What can we do for the myriad women and girls who have endured physical or sexual violence? The One Billion Rising campaign offers up a revolutionary idea: Let’s dance.
What’s the Deal?
All told, over one billion women around the globe will be raped or beaten in their lifetimes. The One Billion Rising campaign is a direct response to this statistic and a massive effort to bring worldwide attention to violence against women. It’s an awareness campaign gearing up to a one-day global event that calls on people of all genders and in every country to join a collective flash-mob-cum-demonstration. Today, Valentine’s Day, people from all walks of life will join in showing support for the end of violence and the women and girls who’ve endured it. So far, activists in almost every single country (literally) have signed on to the event.
The demonstration will vary in locations across the globe (there are no strict rules to follow), but the basic idea is to gather together with other people or as a party of one and… just dance. The campaign’s website describes the event as “a global strike, an act of solidarity, a refusal to accept violence and rape culture, [and] a new way of being” — in short, a worldwide revolution.
The event is being staged partly in honor of the 15th Anniversary of V-Day, a global movement to end violence against women and girls that uses creative events to increase awareness, raise funds, and support anti-violence organizations. The movement is perhaps best known for promoting annual performances of The Vagina Monologues, a series of narratives based on real women’s reflections on their identities and experiences of abuse.
Why It Matters
Instead of “Why does it matter?,” perhaps the question should be, “How could it not?” The stats regarding violence against women are staggering. One in three women will be the subject of violence —physical, sexual, and/or emotional — in her lifetime. Those at greatest risk are women ages 15 to 44; in fact, women in this age range are more at risk from rape and domestic violence than they are from cancer, motor accidents, war, and malaria. In short, violence against women and girls (as well as men and boys) is a big deal.
Thankfully, the issue has been gaining more media attention of late, though not necessarily for positive reasons. Conversations and protests about sexual assault picked up after a young woman was gang-raped and died in New Delhi, India. Meanwhile, the U.S. House of Representatives allowed the Violence Against Women Act to expire for the first time since it was signed into law in 1994. (The bill has since been reauthorized by the Senate and is currently awaiting revisitation by the House.)
Fortunately, there are plenty of easy ways to take action. Find a One Billion Rising event near you or follow them on Facebook or Twitter and join the revolution for a more loving world. It may just be the most fitting way to celebrate Valentine’s Day.

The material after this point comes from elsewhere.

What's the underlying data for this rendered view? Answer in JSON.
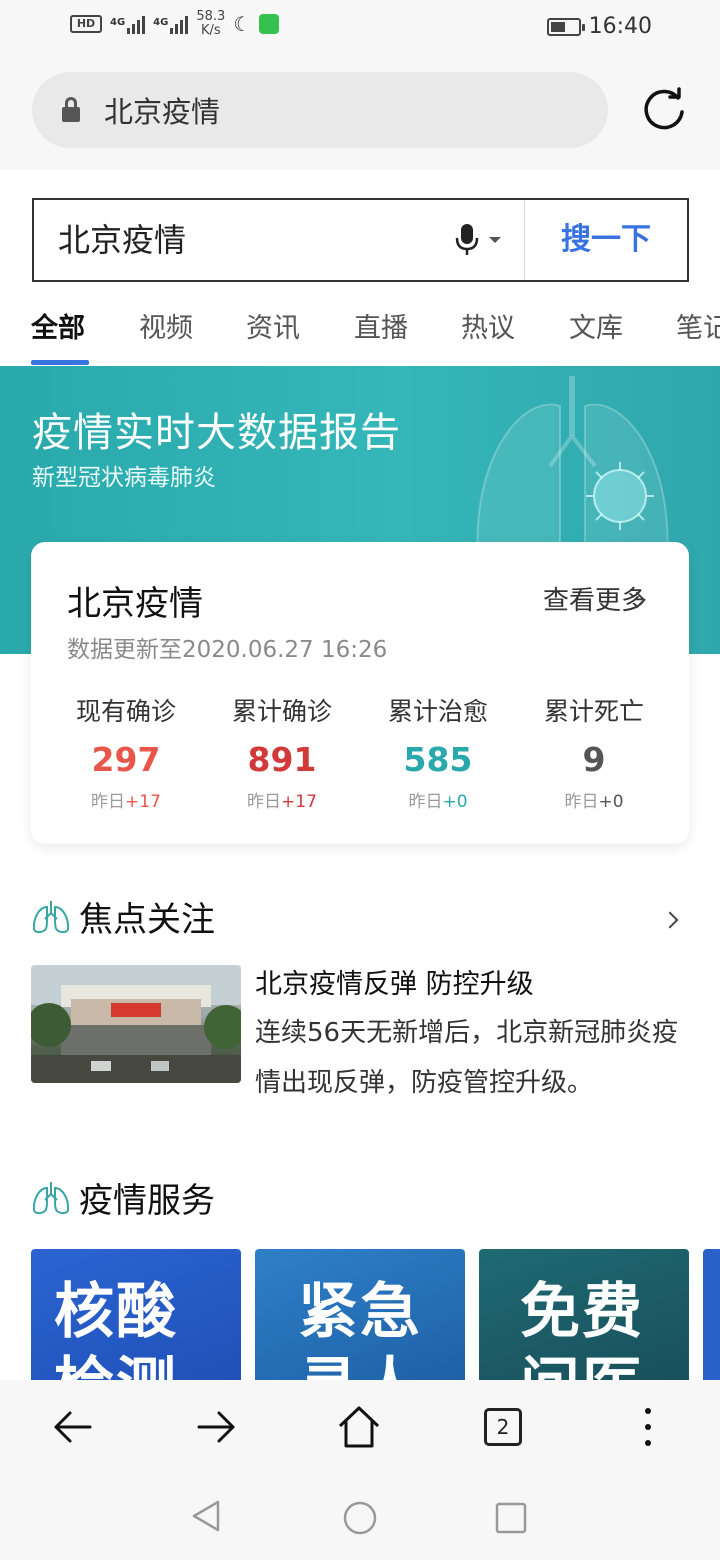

Will you stand (or dance) against violence against women? Share in the comments below or get in touch with the author on Twitter @lauranewc.